If you’re yet to start your business, calculate the expenses needed to get things up and running. These could be your facilities costs (e.g., setting up your home office), capital expenditure (e.g. equipment), and other costs (e.g. company registration & other expenses).
Figure out your recurring expenses
Some of your costs repeat on a regular basis (e. g, rent, Wifi, business insurance). Tally these fixed costs up. If you are employing people, whether full-time or freelancers include those costs here.
Decide how much to save
Build savings into your budget so you’re always putting money aside. This can be a fixed sum every month (e.g. GH₵10,000) or a percentage of your total revenue. Then, transfer this amount from your business checking account into your savings account.
Set aside time each week to monitor how the business’ income and expenses are performing against the budgeted figures. Make adjustments where necessary. With the help of small business accounting software, this process can take as little as five minutes a week. If you want more expert input and support around your tax bill, consider working with an accountant.

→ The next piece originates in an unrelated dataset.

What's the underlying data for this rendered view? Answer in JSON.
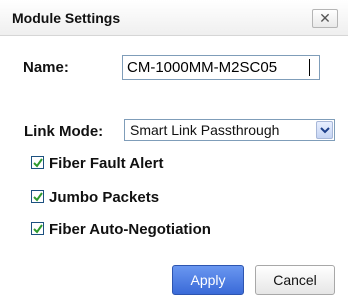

Although there’s plenty of budgeting software and people explaining how to budget out there, the most important thing is to not feel overwhelmed.
If you are just starting with your budget or are simply trying to formalize your budgeting process, it’s better to get moving with a simple budget than to get stuck on a complicated one and end up throwing in the towel altogether.
In practice, that means using budgeting tools that are connected to your sales or accounting software so that you don’t have to spend hours each week manually inputting data.
To ensure you can weather the ever-changing nature of business, use your budget to inform your strategy and decision-making.
For example, if you’ve just had a great month of sales, it should mean that your budget for the next month (e. g, your marketing budget) can increase.
This way, you can continue to drive growth in your business – if that’s what you want.
On the other hand, if you’ve made less money this month than you were expecting, your budget for the next month will likely have to decrease. Keeping your budget flexible and adaptable will let you protect your business when times are tough and make the most of boom times.
Keep expenses to a minimum
In the early days, the fewer non-essential expenses your business incurs, the faster you can get to profitability.
Putting meals and taxi rides on the business account might seem tempting, but this will just eat into your profit margin and affect how much money you’ll be able to take out of the business – either in savings or to pay yourself with. Also, remember that financials should always be near the top of the agenda when it comes to any monthly management meetings.